Duracell officials recommend storing batteries in original packaging, in a dry place at normal room temperature until ready to use. Do not place batteries in a refrigerator. This will not recharge batteries, increase storage life or increase power. Don’t store batteries or battery-powered devices in very warm places. Extreme temperatures reduce battery performance and may also lead to leakage.
They also ask that you don’t mix old and new batteries, or batteries of different brands or types (for example heavy-duty zinc chloride batteries and alkaline batteries) in the same device as this may cause the batteries to leak.
Our recommendation is to store batteries in a temperature-controlled environment, making sure they aren’t stored near heat or subject to condensation that a refrigerator and/or freezer can produce. Battery experts agree that elevated temperatures hasten permanent capacity loss.
Loss expectancy varies on battery type. While we don’t recommend batteries be stored in a refrigerator or freezer, we know that in some instances of warm climate living there’s not a better option.
In that case, we highly recommend purchasing additional storage packaging to give batteries an extra layer of protection against potential condensation damage.
It’s important to note that many battery types perform poorly when cold. Due to this, you’ll need to let batteries warm back up after pulling them out of the refrigerator or freezer. Otherwise you’ll not be able to use them to their best capacity. Give them a few hours to thaw in order to be safe.
Aim for Long-term Storage
No matter what type of climate you live in, making a suitable place to store your batteries long term is time and space well spent. When planning long-term battery storage, alkaline and primary lithium batteries can be stored for 10 years with moderate loss capacity, making them ideal for disaster storage preparation.
Also, if you haven’t checked on the expiration dates on batteries in your emergency supplies, now’s the time to do so. You may want to keep note of all battery expiration dates in a log along with your other emergency supply items that expire.

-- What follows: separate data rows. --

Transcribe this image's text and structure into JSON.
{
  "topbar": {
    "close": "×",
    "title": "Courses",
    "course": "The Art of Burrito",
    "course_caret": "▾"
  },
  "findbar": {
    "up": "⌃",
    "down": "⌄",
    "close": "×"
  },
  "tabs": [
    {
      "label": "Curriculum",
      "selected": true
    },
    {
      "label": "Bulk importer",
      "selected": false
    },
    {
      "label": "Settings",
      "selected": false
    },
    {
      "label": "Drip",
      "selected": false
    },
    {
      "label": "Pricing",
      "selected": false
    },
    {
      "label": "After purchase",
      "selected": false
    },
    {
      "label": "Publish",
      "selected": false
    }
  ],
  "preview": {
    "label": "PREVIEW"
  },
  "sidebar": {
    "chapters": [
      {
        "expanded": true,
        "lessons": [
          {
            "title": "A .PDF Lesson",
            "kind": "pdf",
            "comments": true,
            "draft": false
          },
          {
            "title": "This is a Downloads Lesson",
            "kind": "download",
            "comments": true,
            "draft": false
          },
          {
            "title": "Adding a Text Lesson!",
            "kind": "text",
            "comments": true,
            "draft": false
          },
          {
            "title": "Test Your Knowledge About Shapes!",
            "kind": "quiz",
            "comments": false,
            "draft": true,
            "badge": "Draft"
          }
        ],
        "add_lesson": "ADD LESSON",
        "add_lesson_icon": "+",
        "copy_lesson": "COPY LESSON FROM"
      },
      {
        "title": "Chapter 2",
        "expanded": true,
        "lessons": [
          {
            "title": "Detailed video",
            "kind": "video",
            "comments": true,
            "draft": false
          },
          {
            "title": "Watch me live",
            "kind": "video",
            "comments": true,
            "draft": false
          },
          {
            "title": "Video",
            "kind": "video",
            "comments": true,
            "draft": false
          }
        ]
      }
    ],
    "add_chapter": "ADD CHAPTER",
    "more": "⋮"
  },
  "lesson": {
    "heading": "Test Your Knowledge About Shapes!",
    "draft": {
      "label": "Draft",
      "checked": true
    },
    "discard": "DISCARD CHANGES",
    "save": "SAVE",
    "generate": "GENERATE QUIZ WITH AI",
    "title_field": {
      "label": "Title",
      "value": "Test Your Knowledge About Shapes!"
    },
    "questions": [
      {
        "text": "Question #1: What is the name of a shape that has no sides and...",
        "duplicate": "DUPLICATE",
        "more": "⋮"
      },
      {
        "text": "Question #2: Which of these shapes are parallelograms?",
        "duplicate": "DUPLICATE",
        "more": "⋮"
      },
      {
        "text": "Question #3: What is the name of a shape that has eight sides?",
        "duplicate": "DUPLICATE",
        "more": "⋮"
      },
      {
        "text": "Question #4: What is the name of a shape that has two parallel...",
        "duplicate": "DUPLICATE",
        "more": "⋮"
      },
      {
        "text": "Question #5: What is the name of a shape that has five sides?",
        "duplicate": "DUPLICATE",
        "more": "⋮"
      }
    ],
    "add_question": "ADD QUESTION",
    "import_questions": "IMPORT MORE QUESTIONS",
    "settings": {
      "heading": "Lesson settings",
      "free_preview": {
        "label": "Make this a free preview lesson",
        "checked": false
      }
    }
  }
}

If you have expired batteries in your disaster supplies, be sure to dispose of them correctly. After all, as we’ve learned, not all batteries are created equally.